- REQUIREMENT -
For the listing below, how many lines contain the word "женщин"? Answer with only that figure.

- DATA FOR ANALYSIS -
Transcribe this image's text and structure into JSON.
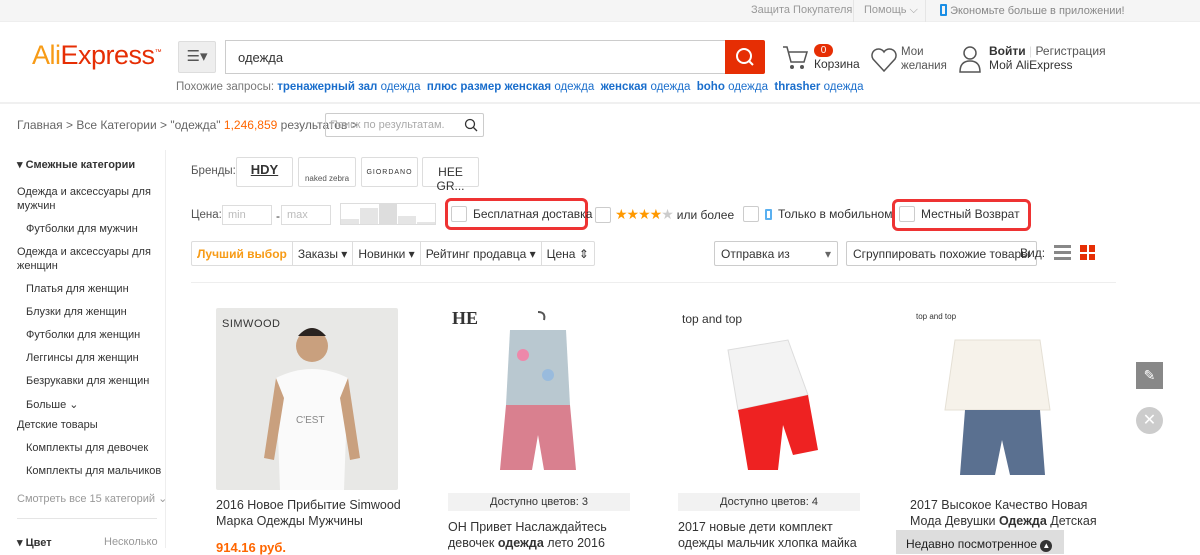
{
  "topbar": {
    "buyer_protection": "Защита Покупателя",
    "help": "Помощь",
    "app": "Экономьте больше в приложении!"
  },
  "header": {
    "logo": "AliExpress",
    "search_value": "одежда",
    "cart_count": "0",
    "cart_label": "Корзина",
    "wishlist_line1": "Мои",
    "wishlist_line2": "желания",
    "login": "Войти",
    "register": "Регистрация",
    "my_account": "Мой AliExpress"
  },
  "related": {
    "label": "Похожие запросы:",
    "items": [
      {
        "bold": "тренажерный зал",
        "rest": "одежда"
      },
      {
        "bold": "плюс размер женская",
        "rest": "одежда"
      },
      {
        "bold": "женская",
        "rest": "одежда"
      },
      {
        "bold": "boho",
        "rest": "одежда"
      },
      {
        "bold": "thrasher",
        "rest": "одежда"
      }
    ]
  },
  "breadcrumb": {
    "home": "Главная",
    "all": "Все Категории",
    "query": "\"одежда\"",
    "count": "1,246,859",
    "results": "результатов",
    "search_placeholder": "Поиск по результатам."
  },
  "sidebar": {
    "title": "Смежные категории",
    "items": [
      "Одежда и аксессуары для",
      "мужчин",
      "Футболки для мужчин",
      "Одежда и аксессуары для",
      "женщин",
      "Платья для женщин",
      "Блузки для женщин",
      "Футболки для женщин",
      "Леггинсы для женщин",
      "Безрукавки для женщин",
      "Больше",
      "Детские товары",
      "Комплекты для девочек",
      "Комплекты для мальчиков",
      "Смотреть все 15 категорий"
    ],
    "color_title": "Цвет",
    "color_value": "Несколько"
  },
  "filters": {
    "brands_label": "Бренды:",
    "brands": [
      "HDY",
      "naked zebra",
      "GIORDANO",
      "HEE GR..."
    ],
    "price_label": "Цена:",
    "min": "min",
    "max": "max",
    "free_shipping": "Бесплатная доставка",
    "rating_more": "или более",
    "mobile_only": "Только в мобильном",
    "local_return": "Местный Возврат"
  },
  "sort": {
    "best": "Лучший выбор",
    "orders": "Заказы",
    "new": "Новинки",
    "seller_rating": "Рейтинг продавца",
    "price": "Цена",
    "ship_from": "Отправка из",
    "group": "Сгруппировать похожие товары",
    "view": "Вид:"
  },
  "products": [
    {
      "brand": "SIMWOOD",
      "colors": "",
      "title": "2016 Новое Прибытие Simwood Марка Одежды Мужчины",
      "price": "914.16 руб."
    },
    {
      "brand": "HE",
      "colors": "Доступно цветов: 3",
      "title_a": "ОН Привет Наслаждайтесь девочек ",
      "title_b": "одежда",
      "title_c": " лето 2016"
    },
    {
      "brand": "top and top",
      "colors": "Доступно цветов: 4",
      "title": "2017 новые дети комплект одежды мальчик хлопка майка"
    },
    {
      "brand": "top and top",
      "colors": "",
      "title_a": "2017 Высокое Качество Новая Мода Девушки ",
      "title_b": "Одежда",
      "title_c": " Детская"
    }
  ],
  "recently_viewed": "Недавно посмотренное",
  "colors": {
    "accent": "#e62e04",
    "link": "#1a6ecc",
    "orange": "#f79b16"
  }
}
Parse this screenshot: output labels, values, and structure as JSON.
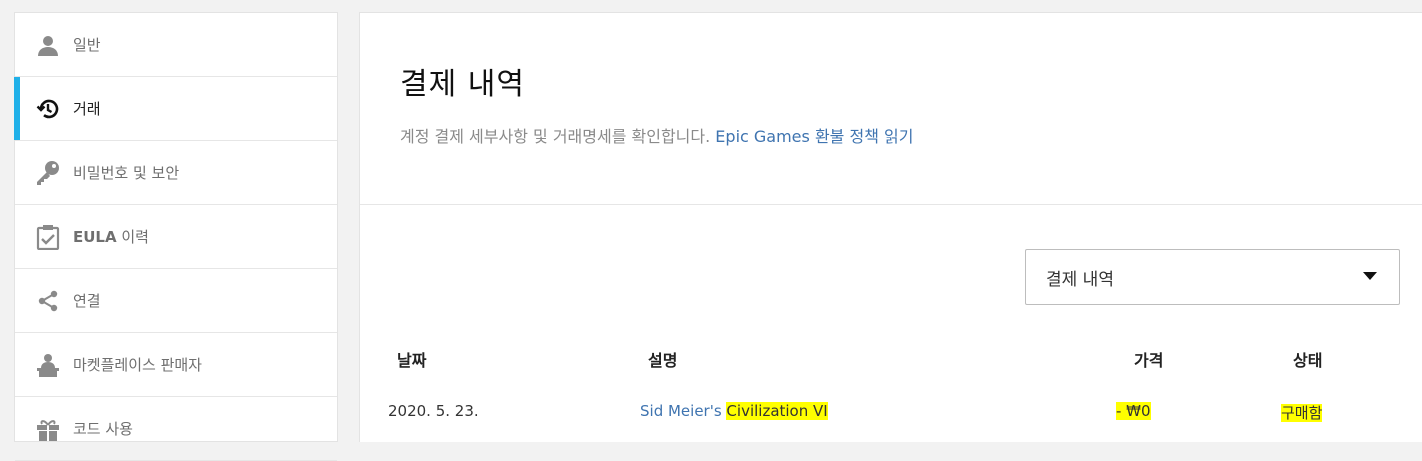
{
  "sidebar": {
    "items": [
      {
        "label": "일반",
        "icon": "person-icon"
      },
      {
        "label": "거래",
        "icon": "history-icon",
        "active": true
      },
      {
        "label": "비밀번호 및 보안",
        "icon": "key-icon"
      },
      {
        "label_bold": "EULA",
        "label": " 이력",
        "icon": "clipboard-check-icon"
      },
      {
        "label": "연결",
        "icon": "share-icon"
      },
      {
        "label": "마켓플레이스 판매자",
        "icon": "seller-icon"
      },
      {
        "label": "코드 사용",
        "icon": "gift-icon"
      }
    ]
  },
  "main": {
    "title": "결제 내역",
    "subtitle_text": "계정 결제 세부사항 및 거래명세를 확인합니다. ",
    "subtitle_link": "Epic Games 환불 정책 읽기",
    "filter": {
      "selected": "결제 내역"
    },
    "table": {
      "headers": {
        "date": "날짜",
        "description": "설명",
        "price": "가격",
        "status": "상태"
      },
      "rows": [
        {
          "date": "2020. 5. 23.",
          "desc_prefix": "Sid Meier's ",
          "desc_highlight": "Civilization VI",
          "price": "- ₩0",
          "status": "구매함"
        }
      ]
    }
  },
  "colors": {
    "accent": "#1fb0e8",
    "link": "#3f74b0",
    "highlight": "#ffff00"
  }
}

- SOLUTION TO THIS EXERCISE -
6